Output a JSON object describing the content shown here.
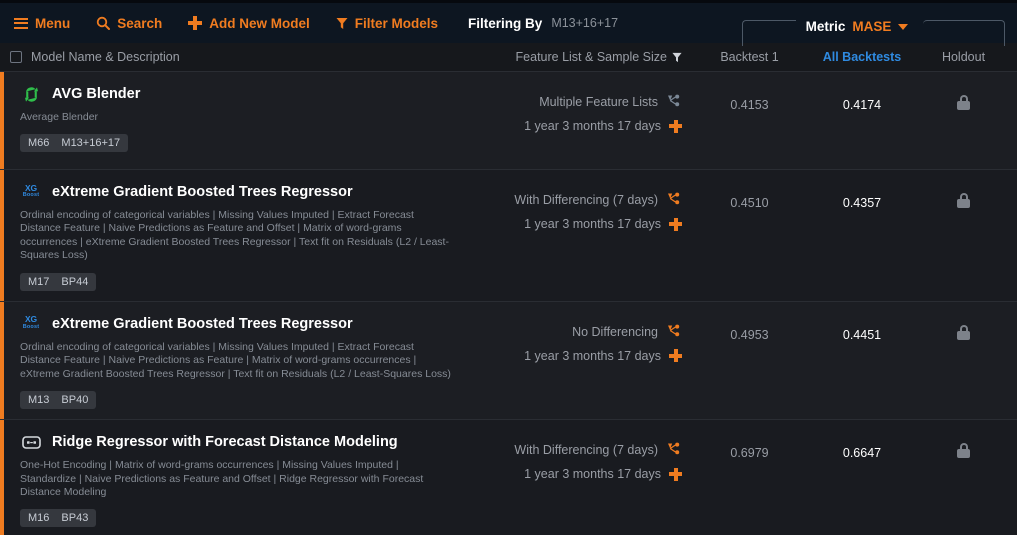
{
  "topbar": {
    "menu_label": "Menu",
    "search_label": "Search",
    "add_model_label": "Add New Model",
    "filter_models_label": "Filter Models",
    "filtering_by_label": "Filtering By",
    "filtering_by_value": "M13+16+17",
    "metric_label": "Metric",
    "metric_value": "MASE",
    "accent_color": "#f07c20",
    "background_color": "#0d1621"
  },
  "table_header": {
    "model_name_col": "Model Name & Description",
    "feature_col": "Feature List & Sample Size",
    "backtest1_col": "Backtest 1",
    "all_backtests_col": "All Backtests",
    "holdout_col": "Holdout",
    "all_backtests_color": "#2f8ae0"
  },
  "rows": [
    {
      "icon": "blender-refresh-icon",
      "title": "AVG Blender",
      "description": "Average Blender",
      "badges": [
        "M66",
        "M13+16+17"
      ],
      "feature_list": "Multiple Feature Lists",
      "feature_icon": "feature-list-graph-icon",
      "feature_icon_color": "#7b8896",
      "sample_size": "1 year 3 months 17 days",
      "backtest1": "0.4153",
      "all_backtests": "0.4174",
      "holdout": "locked"
    },
    {
      "icon": "xgboost-icon",
      "title": "eXtreme Gradient Boosted Trees Regressor",
      "description": "Ordinal encoding of categorical variables | Missing Values Imputed | Extract Forecast Distance Feature | Naive Predictions as Feature and Offset | Matrix of word-grams occurrences | eXtreme Gradient Boosted Trees Regressor | Text fit on Residuals (L2 / Least-Squares Loss)",
      "badges": [
        "M17",
        "BP44"
      ],
      "feature_list": "With Differencing (7 days)",
      "feature_icon": "feature-list-graph-icon",
      "feature_icon_color": "#f07c20",
      "sample_size": "1 year 3 months 17 days",
      "backtest1": "0.4510",
      "all_backtests": "0.4357",
      "holdout": "locked"
    },
    {
      "icon": "xgboost-icon",
      "title": "eXtreme Gradient Boosted Trees Regressor",
      "description": "Ordinal encoding of categorical variables | Missing Values Imputed | Extract Forecast Distance Feature | Naive Predictions as Feature | Matrix of word-grams occurrences | eXtreme Gradient Boosted Trees Regressor | Text fit on Residuals (L2 / Least-Squares Loss)",
      "badges": [
        "M13",
        "BP40"
      ],
      "feature_list": "No Differencing",
      "feature_icon": "feature-list-graph-icon",
      "feature_icon_color": "#f07c20",
      "sample_size": "1 year 3 months 17 days",
      "backtest1": "0.4953",
      "all_backtests": "0.4451",
      "holdout": "locked"
    },
    {
      "icon": "robot-icon",
      "title": "Ridge Regressor with Forecast Distance Modeling",
      "description": "One-Hot Encoding | Matrix of word-grams occurrences | Missing Values Imputed | Standardize | Naive Predictions as Feature and Offset | Ridge Regressor with Forecast Distance Modeling",
      "badges": [
        "M16",
        "BP43"
      ],
      "feature_list": "With Differencing (7 days)",
      "feature_icon": "feature-list-graph-icon",
      "feature_icon_color": "#f07c20",
      "sample_size": "1 year 3 months 17 days",
      "backtest1": "0.6979",
      "all_backtests": "0.6647",
      "holdout": "locked"
    }
  ]
}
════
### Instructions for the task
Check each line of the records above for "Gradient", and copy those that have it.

### Written solution
      "title": "eXtreme Gradient Boosted Trees Regressor",
      "description": "Ordinal encoding of categorical variables | Missing Values Imputed | Extract Forecast Distance Feature | Naive Predictions as Feature and Offset | Matrix of word-grams occurrences | eXtreme Gradient Boosted Trees Regressor | Text fit on Residuals (L2 / Least-Squares Loss)",
      "title": "eXtreme Gradient Boosted Trees Regressor",
      "description": "Ordinal encoding of categorical variables | Missing Values Imputed | Extract Forecast Distance Feature | Naive Predictions as Feature | Matrix of word-grams occurrences | eXtreme Gradient Boosted Trees Regressor | Text fit on Residuals (L2 / Least-Squares Loss)",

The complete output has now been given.